INSTRUCTIONS TO FOLLOW -> Using the records below, find how many lines hold the word "name" and reply with only that number.

::::::::

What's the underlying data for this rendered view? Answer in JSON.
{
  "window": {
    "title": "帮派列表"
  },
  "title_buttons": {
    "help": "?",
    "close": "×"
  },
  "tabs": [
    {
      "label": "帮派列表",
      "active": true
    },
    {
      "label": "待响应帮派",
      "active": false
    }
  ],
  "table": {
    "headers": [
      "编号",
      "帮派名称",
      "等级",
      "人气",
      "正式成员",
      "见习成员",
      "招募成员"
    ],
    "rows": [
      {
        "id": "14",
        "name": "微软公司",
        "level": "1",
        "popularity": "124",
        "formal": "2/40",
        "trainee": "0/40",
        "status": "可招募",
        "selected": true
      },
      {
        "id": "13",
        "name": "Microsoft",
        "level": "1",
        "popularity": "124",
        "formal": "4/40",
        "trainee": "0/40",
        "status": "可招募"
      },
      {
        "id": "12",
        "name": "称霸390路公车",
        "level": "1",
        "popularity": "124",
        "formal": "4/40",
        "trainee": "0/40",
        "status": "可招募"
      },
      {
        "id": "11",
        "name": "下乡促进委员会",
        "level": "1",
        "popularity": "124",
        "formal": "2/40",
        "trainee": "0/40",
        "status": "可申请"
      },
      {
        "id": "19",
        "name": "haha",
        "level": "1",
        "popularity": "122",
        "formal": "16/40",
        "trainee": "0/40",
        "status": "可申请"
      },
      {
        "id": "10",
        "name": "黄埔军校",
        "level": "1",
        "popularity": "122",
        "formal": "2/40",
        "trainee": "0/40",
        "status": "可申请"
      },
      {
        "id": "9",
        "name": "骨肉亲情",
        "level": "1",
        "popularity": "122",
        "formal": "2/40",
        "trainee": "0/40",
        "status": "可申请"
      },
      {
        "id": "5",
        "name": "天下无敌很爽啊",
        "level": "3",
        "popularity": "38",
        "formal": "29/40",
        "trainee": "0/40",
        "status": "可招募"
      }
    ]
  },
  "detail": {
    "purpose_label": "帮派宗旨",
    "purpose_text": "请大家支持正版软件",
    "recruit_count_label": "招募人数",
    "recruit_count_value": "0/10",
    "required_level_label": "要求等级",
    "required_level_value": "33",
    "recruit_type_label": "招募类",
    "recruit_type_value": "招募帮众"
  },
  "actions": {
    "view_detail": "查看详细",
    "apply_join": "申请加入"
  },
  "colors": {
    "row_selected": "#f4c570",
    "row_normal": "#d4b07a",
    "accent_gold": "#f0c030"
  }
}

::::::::

RESULT OF THIS TASK -> 8